In last 10 years, around 3 million hectares of forest cover added
NEW DELHI, 14 June 2021: Indian prime minister, Narendra Modi during a keynote address at the UN “High-Level Dialogue on Desertification, Land Degradation and Drought” has said that by 2030, the country will be India will be working towards restoring 26 million hectares of degraded land by 2030.
While speaking at the conference virtually, as the President of the 14th Session of the Conference of Parties of United Nations Convention to Combat Desertification (UNCCD), PM Modi termed land as the fundamental building block for supporting all lives and livelihoods and called for reduction of the tremendous pressure on land and its resources.
“Clearly, a lot of work lies ahead of us. But we can do it. We can do it together,” PM Modi underlined.
The Prime Minister listed steps taken by India to deal with the land degradation issue and said that India has taken the lead to highlight land degradation issues at international forums. The Delhi Declaration of 2019 called for better access and stewardship over land, and emphasized gender-sensitive transformative projects.
In India, over the last 10 years, around 3 million hectares of forest cover has been added. This has enhanced the combined forest cover to almost one-fourth of the country's total area. The country is on track to achieve its national commitment of Land degradation neutrality, Prime Minister informed.
“We are also working towards restoring 26 million hectares of degraded land by 2030. This would contribute to India's commitment to achieve an additional carbon sink of 2.5 to 3 billion tonnes of carbon dioxide equivalent”, Prime Minister stressed.
Prime Minister gave example of the Banni region in Rann of Kutch in Gujarat to illustrate how restoration of land can start a virtuous cycle of good soil health, increased land productivity, food security and improved livelihoods. In Banni region, land restoration was done by developing grasslands, which helped in achieving land degradation neutrality. It also supports pastoral activities and livelihood by promoting animal husbandry. In the same spirit, we need to devise effective strategies for land restoration while promoting indigenous techniques.
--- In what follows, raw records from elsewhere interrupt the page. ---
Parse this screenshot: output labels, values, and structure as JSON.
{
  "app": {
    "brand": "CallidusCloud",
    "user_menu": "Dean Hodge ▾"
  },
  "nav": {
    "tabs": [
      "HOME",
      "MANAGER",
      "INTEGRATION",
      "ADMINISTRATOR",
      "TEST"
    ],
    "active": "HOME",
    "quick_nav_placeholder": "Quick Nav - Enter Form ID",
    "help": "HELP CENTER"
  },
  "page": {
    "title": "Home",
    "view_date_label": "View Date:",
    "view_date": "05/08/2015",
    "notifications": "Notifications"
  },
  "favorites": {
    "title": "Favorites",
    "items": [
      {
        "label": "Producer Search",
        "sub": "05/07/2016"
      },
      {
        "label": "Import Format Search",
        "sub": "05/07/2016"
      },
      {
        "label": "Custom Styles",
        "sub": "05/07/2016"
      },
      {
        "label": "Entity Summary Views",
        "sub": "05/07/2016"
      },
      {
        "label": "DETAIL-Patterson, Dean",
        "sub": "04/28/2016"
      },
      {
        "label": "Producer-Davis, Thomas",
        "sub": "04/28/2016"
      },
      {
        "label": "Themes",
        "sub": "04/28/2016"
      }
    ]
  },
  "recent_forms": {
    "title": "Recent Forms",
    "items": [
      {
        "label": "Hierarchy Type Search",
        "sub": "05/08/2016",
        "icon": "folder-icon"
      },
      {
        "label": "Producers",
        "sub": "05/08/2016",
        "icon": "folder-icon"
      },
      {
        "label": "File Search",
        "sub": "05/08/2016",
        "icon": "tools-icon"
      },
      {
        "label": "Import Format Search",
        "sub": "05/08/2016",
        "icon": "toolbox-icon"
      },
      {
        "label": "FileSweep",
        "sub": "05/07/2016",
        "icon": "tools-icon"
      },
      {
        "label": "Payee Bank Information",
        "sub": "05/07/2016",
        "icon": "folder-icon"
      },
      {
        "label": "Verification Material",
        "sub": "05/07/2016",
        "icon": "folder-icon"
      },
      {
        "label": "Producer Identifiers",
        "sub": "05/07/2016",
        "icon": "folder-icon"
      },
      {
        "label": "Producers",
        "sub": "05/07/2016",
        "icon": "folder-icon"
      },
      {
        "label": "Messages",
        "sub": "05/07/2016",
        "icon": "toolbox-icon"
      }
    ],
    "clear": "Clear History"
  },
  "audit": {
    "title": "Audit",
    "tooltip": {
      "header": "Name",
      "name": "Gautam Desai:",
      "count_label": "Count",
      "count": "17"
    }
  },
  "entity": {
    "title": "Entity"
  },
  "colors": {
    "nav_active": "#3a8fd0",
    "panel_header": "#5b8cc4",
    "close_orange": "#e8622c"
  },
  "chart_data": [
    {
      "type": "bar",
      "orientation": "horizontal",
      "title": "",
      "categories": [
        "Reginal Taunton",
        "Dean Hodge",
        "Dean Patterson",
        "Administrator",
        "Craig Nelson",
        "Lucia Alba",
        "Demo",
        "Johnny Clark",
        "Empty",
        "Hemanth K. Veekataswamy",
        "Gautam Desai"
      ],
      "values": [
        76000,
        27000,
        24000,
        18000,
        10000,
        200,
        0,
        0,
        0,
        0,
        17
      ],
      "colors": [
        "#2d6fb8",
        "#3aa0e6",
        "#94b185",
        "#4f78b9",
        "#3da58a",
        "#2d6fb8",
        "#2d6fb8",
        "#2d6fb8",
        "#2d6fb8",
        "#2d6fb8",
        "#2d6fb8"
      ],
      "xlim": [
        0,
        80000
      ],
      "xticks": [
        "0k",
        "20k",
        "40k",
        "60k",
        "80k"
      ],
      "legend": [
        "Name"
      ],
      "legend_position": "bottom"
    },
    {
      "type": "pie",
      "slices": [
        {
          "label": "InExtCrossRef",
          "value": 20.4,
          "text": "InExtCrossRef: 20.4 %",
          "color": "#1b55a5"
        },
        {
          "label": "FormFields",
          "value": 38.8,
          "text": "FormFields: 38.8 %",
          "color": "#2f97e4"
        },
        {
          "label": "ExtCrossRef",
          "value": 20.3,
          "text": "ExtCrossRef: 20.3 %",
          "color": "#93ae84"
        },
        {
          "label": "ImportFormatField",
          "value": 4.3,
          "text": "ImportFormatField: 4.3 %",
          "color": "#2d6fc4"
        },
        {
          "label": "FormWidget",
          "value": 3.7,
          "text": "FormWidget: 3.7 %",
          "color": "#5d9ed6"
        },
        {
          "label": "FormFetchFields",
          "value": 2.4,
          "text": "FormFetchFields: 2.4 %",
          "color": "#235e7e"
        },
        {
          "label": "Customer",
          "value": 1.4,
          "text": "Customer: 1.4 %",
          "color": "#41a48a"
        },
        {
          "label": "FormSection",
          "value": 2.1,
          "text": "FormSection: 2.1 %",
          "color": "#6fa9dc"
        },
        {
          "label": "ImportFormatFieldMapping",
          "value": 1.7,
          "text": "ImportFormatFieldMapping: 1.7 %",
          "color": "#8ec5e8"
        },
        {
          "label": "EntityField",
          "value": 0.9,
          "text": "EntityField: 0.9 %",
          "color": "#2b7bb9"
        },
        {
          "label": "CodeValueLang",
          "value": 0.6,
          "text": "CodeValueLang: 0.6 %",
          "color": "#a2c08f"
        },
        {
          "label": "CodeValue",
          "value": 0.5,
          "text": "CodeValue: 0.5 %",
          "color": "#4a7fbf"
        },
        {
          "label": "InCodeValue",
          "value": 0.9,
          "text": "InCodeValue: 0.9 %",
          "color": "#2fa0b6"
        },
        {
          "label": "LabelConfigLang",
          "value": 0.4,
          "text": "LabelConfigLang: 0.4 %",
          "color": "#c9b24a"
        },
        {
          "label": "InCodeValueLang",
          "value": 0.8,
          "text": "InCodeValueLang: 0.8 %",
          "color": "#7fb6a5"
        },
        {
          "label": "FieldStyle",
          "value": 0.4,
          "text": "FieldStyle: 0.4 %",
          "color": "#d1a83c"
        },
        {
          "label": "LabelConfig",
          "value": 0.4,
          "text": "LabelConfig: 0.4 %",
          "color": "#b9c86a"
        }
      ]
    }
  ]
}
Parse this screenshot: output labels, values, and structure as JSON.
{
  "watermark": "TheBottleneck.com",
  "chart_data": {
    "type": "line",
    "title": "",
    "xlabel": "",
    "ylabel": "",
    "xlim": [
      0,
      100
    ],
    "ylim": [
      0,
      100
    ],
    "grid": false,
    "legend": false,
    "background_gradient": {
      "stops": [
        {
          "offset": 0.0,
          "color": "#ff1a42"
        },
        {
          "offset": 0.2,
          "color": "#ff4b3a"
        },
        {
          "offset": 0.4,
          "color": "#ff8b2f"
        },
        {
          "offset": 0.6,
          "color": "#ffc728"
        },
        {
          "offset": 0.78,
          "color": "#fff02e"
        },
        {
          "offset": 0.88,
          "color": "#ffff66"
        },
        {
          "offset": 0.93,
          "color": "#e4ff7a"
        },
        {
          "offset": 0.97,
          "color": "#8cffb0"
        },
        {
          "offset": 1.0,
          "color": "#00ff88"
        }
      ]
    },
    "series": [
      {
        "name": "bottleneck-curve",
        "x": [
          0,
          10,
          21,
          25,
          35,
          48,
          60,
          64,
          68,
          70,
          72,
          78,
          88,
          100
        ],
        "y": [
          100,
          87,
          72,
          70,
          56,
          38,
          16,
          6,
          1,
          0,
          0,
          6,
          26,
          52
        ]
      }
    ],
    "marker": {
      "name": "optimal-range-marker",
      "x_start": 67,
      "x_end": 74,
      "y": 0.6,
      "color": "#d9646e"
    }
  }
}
"It is mankind's collective responsibility to reverse the damage to land caused by human activity. It is our sacred duty to leave a healthy planet for our future generations”, the Prime Minister concluded.
In the spirit of South-South cooperation, India is assisting fellow developing countries to develop land restoration strategies. A Centre of Excellence is being set up in India to promote a scientific approach towards land degradation issues.